What the exercise asks - If a line in the entries below includes "kind", pick it out and copy it.

Records from a collection -
BEGIN
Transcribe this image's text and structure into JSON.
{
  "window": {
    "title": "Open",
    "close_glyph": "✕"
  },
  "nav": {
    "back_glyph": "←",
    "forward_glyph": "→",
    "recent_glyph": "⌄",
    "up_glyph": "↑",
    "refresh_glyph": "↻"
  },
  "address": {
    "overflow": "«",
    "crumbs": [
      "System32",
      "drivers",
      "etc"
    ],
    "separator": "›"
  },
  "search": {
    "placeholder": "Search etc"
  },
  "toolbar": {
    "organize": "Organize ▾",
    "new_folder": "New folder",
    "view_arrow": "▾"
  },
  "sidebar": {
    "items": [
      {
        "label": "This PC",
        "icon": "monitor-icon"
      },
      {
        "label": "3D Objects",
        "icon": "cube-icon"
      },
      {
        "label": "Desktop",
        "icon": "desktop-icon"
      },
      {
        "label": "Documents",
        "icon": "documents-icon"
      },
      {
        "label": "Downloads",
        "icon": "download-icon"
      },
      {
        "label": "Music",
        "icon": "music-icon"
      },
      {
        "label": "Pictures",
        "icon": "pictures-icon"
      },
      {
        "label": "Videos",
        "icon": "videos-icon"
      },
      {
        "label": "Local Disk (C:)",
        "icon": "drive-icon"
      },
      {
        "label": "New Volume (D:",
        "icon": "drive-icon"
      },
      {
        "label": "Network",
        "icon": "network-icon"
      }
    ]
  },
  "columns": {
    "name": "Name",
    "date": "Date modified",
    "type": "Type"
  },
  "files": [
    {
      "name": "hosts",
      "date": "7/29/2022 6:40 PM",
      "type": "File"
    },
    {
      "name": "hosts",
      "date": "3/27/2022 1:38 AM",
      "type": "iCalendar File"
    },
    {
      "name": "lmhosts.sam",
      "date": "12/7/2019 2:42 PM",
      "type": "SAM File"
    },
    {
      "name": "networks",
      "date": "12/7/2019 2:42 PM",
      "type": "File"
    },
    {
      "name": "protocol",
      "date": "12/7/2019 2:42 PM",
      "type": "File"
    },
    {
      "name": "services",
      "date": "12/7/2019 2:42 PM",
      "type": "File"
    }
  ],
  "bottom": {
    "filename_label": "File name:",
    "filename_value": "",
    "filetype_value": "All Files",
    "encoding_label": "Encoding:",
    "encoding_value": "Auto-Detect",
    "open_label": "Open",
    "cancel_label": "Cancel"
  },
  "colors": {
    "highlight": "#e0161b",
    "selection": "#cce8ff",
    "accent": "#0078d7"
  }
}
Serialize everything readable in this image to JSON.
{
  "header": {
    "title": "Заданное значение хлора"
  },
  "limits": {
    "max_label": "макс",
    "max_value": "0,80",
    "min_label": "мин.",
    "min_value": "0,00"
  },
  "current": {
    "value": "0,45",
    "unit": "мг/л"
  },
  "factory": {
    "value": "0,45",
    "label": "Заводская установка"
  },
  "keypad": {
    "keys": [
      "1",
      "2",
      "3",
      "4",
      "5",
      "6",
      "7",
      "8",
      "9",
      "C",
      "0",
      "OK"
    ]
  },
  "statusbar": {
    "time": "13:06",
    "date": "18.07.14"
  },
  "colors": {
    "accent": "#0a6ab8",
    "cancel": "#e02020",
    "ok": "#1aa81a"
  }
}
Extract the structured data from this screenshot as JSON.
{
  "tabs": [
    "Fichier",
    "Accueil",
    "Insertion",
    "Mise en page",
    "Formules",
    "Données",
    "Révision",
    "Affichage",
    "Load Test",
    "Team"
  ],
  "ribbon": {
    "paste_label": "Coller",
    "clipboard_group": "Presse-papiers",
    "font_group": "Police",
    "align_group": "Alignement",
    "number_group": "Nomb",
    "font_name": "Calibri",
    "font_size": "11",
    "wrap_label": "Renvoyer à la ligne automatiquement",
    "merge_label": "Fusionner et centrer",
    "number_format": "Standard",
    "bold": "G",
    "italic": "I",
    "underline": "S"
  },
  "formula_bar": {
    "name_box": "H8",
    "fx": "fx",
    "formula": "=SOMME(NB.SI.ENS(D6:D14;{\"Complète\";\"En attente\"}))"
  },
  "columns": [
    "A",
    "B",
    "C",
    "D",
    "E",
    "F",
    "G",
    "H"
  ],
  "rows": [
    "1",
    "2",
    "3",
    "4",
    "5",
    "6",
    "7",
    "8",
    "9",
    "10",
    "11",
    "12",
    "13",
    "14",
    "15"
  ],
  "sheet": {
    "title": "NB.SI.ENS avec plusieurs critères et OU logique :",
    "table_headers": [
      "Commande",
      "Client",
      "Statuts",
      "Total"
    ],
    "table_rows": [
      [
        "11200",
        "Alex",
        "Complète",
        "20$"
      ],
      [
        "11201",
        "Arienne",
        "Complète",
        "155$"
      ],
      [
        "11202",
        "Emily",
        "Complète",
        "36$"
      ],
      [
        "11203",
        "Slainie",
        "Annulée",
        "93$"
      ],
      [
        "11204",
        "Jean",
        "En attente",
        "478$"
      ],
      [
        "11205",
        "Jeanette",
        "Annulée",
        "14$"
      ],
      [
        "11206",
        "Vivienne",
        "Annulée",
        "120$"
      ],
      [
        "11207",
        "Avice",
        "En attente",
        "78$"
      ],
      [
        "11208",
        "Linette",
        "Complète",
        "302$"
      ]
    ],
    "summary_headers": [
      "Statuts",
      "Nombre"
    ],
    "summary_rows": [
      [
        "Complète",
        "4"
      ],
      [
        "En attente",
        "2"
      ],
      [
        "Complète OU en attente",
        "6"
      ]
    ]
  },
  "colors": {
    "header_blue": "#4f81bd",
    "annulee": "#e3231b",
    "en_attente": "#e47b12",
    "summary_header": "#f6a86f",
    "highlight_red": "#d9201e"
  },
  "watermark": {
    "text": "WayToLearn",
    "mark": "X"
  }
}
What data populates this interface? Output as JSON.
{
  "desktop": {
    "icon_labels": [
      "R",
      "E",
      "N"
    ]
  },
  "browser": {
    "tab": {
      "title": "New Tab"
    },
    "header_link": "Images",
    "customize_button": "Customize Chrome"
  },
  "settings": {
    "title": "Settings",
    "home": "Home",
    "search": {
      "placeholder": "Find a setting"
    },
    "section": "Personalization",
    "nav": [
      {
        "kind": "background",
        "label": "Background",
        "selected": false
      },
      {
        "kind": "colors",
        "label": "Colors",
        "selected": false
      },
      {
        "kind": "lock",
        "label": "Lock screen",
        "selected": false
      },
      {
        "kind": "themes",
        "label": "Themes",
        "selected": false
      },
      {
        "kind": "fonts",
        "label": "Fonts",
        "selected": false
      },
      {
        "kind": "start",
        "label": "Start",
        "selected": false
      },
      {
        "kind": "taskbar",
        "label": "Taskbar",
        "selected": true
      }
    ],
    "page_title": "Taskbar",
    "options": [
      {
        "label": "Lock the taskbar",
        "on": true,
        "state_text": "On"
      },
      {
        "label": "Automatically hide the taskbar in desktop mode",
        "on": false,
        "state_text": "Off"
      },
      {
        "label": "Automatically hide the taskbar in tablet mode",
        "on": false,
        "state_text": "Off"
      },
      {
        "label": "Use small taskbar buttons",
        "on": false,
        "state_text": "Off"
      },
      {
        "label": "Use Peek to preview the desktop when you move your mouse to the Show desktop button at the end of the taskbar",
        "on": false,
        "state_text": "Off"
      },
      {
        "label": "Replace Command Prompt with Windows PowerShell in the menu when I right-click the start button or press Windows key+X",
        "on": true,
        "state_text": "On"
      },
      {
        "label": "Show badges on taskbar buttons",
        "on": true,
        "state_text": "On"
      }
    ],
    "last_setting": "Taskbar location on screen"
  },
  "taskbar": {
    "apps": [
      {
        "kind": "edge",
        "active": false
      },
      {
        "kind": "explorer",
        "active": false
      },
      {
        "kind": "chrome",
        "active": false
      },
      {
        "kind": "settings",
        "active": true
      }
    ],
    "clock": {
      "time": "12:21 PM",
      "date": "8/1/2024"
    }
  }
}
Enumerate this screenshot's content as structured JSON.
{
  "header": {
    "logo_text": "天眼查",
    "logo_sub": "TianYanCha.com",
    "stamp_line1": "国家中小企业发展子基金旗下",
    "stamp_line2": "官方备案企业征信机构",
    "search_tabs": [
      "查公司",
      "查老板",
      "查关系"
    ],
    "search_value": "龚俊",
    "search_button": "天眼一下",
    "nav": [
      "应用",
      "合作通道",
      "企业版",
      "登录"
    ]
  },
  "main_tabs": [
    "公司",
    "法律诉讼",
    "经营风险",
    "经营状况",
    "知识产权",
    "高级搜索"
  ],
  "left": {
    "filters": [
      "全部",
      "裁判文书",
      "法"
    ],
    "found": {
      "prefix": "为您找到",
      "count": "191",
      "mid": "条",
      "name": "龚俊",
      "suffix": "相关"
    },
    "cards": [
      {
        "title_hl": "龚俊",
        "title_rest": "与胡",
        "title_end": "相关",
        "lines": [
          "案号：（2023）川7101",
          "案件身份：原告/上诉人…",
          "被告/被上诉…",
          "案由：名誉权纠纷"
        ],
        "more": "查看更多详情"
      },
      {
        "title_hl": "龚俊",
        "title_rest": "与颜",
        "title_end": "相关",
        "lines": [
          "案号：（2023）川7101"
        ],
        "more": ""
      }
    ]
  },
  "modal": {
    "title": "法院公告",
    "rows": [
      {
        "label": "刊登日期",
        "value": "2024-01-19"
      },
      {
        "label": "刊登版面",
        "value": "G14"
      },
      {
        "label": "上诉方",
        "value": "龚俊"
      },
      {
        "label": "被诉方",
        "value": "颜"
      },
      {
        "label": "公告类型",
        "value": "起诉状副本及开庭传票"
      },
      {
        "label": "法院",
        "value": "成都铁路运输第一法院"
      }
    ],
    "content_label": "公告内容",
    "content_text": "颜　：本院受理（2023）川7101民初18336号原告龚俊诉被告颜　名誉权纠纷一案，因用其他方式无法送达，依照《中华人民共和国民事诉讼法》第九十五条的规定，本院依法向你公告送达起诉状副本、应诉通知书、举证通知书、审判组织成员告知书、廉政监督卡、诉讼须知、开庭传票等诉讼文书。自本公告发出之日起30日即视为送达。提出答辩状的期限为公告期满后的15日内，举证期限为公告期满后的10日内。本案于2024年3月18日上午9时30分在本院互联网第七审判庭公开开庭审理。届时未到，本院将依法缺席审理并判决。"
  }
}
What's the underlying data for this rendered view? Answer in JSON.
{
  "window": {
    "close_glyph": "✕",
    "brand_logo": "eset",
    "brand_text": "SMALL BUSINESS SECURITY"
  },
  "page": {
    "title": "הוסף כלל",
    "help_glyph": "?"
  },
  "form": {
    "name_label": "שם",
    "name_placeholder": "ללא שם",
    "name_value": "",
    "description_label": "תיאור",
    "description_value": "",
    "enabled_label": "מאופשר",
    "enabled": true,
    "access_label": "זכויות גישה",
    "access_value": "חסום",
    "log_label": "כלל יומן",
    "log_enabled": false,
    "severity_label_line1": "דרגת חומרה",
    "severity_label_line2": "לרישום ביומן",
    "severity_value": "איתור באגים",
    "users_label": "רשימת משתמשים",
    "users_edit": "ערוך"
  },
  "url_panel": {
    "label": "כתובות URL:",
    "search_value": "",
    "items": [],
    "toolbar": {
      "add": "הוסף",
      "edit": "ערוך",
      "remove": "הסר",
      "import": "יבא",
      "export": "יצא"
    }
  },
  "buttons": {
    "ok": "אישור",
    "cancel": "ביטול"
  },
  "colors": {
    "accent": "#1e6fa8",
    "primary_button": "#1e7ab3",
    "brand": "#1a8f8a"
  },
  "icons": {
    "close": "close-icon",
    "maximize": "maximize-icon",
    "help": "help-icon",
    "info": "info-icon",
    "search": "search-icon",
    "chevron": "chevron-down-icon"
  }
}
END
Result of the task -
        "kind": "background",
        "kind": "colors",
        "kind": "lock",
        "kind": "themes",
        "kind": "fonts",
        "kind": "start",
        "kind": "taskbar",
        "kind": "edge",
        "kind": "explorer",
        "kind": "chrome",
        "kind": "settings",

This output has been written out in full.